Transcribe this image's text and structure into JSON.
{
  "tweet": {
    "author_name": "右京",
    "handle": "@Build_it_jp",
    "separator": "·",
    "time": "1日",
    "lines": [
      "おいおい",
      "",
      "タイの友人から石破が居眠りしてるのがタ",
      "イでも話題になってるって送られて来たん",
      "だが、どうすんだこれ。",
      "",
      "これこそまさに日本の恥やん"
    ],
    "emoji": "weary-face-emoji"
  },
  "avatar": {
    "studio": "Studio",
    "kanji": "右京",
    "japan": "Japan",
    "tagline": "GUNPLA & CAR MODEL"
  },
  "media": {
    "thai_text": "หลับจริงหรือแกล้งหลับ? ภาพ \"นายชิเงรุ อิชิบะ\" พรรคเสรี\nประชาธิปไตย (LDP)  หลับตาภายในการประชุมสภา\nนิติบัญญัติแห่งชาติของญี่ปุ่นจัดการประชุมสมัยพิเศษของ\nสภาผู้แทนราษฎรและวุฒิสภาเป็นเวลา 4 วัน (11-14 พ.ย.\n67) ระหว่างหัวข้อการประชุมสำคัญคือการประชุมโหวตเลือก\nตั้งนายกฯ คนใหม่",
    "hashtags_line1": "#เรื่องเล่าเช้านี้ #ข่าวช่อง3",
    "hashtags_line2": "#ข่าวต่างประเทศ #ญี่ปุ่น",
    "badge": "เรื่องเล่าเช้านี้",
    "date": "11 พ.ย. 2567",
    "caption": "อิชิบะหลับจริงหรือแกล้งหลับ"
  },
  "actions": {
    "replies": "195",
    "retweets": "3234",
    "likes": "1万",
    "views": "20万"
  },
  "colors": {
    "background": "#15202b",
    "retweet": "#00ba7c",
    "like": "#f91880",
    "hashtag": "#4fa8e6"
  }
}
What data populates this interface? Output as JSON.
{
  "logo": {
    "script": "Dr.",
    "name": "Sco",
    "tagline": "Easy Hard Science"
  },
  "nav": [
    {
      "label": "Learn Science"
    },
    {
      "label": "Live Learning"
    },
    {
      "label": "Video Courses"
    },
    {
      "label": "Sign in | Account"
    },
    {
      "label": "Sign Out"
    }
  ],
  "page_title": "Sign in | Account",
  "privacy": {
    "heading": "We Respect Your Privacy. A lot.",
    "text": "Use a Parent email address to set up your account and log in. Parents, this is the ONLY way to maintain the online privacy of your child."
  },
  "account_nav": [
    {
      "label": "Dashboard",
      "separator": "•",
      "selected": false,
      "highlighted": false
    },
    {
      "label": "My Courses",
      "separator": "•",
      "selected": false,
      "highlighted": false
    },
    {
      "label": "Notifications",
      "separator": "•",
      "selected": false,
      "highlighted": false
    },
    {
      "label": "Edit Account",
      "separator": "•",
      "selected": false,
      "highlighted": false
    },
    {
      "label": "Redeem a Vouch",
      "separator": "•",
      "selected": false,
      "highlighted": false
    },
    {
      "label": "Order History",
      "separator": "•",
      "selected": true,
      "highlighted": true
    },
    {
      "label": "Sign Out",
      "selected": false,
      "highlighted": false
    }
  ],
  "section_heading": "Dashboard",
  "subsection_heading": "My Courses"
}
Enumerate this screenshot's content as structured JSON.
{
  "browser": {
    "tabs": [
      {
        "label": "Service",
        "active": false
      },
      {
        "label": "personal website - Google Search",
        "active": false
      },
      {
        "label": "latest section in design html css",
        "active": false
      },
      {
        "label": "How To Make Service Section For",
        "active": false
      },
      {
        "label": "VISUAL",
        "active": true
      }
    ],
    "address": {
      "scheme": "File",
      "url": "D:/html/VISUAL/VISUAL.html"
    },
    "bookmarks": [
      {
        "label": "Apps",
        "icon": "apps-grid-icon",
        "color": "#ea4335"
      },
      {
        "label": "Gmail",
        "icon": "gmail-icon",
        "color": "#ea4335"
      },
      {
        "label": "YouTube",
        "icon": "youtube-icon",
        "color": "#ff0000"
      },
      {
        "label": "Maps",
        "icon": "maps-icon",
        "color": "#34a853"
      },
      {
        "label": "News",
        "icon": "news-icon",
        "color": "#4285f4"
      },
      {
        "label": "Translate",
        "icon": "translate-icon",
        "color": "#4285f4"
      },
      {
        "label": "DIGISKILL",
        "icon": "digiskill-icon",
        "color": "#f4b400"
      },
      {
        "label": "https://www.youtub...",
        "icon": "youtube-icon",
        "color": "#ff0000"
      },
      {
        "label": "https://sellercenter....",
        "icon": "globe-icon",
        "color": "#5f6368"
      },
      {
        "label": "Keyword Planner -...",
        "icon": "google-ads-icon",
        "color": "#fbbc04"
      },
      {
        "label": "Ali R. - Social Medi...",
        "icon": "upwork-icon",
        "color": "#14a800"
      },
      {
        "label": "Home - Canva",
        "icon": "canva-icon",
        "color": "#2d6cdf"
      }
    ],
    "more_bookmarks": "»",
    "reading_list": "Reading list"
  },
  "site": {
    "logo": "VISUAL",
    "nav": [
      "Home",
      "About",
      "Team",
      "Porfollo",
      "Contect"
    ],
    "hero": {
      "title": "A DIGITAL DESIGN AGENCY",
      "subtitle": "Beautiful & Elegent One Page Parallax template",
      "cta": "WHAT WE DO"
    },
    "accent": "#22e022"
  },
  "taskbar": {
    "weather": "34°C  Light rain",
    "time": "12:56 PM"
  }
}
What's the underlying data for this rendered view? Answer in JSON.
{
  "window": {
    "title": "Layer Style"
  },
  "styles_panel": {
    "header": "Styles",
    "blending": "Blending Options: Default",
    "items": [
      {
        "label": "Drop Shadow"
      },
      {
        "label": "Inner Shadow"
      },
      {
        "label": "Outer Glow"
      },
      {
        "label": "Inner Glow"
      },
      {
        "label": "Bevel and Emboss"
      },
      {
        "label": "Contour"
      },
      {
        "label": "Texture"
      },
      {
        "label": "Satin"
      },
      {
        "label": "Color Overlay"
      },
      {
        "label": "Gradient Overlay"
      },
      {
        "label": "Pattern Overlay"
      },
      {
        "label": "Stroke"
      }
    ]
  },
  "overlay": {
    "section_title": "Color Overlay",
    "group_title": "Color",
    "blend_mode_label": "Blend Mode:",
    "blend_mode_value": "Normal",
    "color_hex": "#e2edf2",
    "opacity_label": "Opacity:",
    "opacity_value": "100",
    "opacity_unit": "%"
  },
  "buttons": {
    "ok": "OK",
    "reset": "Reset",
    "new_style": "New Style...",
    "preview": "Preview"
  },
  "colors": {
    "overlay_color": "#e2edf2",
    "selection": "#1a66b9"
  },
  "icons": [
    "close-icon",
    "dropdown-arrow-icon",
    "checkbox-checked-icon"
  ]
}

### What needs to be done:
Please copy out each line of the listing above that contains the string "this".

### Written answer:
Transcribe this image's text and structure into JSON.
What data populates this interface? Output as JSON.
    "text": "Use a Parent email address to set up your account and log in. Parents, this is the ONLY way to maintain the online privacy of your child."
Enumerate this screenshot's content as structured JSON.
What's the underlying data for this rendered view? Answer in JSON.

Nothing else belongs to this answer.